Go line by line through the data and copy those with the word "this".

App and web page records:

****************

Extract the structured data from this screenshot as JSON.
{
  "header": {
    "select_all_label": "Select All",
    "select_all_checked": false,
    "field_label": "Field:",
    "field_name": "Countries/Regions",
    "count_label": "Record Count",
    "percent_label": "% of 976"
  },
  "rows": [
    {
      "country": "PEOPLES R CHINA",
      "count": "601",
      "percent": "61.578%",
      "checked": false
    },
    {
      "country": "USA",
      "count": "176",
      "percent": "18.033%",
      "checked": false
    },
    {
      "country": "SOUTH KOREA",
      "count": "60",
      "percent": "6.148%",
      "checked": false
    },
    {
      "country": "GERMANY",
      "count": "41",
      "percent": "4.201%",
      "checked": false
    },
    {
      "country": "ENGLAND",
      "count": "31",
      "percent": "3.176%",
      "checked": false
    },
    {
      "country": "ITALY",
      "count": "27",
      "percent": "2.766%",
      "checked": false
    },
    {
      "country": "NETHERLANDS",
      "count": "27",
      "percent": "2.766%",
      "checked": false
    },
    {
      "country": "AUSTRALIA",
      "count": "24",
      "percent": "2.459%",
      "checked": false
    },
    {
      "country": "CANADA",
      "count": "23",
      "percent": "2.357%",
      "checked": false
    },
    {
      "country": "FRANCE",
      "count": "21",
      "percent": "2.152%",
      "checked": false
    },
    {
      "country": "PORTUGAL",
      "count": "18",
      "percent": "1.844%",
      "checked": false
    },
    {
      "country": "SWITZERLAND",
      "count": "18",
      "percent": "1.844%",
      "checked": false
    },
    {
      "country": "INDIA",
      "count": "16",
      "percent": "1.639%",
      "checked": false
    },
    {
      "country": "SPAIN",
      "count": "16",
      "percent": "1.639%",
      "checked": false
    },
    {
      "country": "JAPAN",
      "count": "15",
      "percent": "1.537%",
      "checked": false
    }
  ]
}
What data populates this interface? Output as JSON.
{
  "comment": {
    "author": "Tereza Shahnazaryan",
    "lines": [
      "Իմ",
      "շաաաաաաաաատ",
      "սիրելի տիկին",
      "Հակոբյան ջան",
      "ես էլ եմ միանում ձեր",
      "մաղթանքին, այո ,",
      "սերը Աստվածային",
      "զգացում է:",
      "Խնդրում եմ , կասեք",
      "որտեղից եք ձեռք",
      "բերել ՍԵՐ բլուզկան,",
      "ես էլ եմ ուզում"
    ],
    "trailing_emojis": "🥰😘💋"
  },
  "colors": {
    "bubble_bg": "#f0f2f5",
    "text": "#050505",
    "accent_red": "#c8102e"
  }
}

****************

RESPONSE TO THE TASK
Extract the structured data from this screenshot as JSON.
What data populates this interface? Output as JSON.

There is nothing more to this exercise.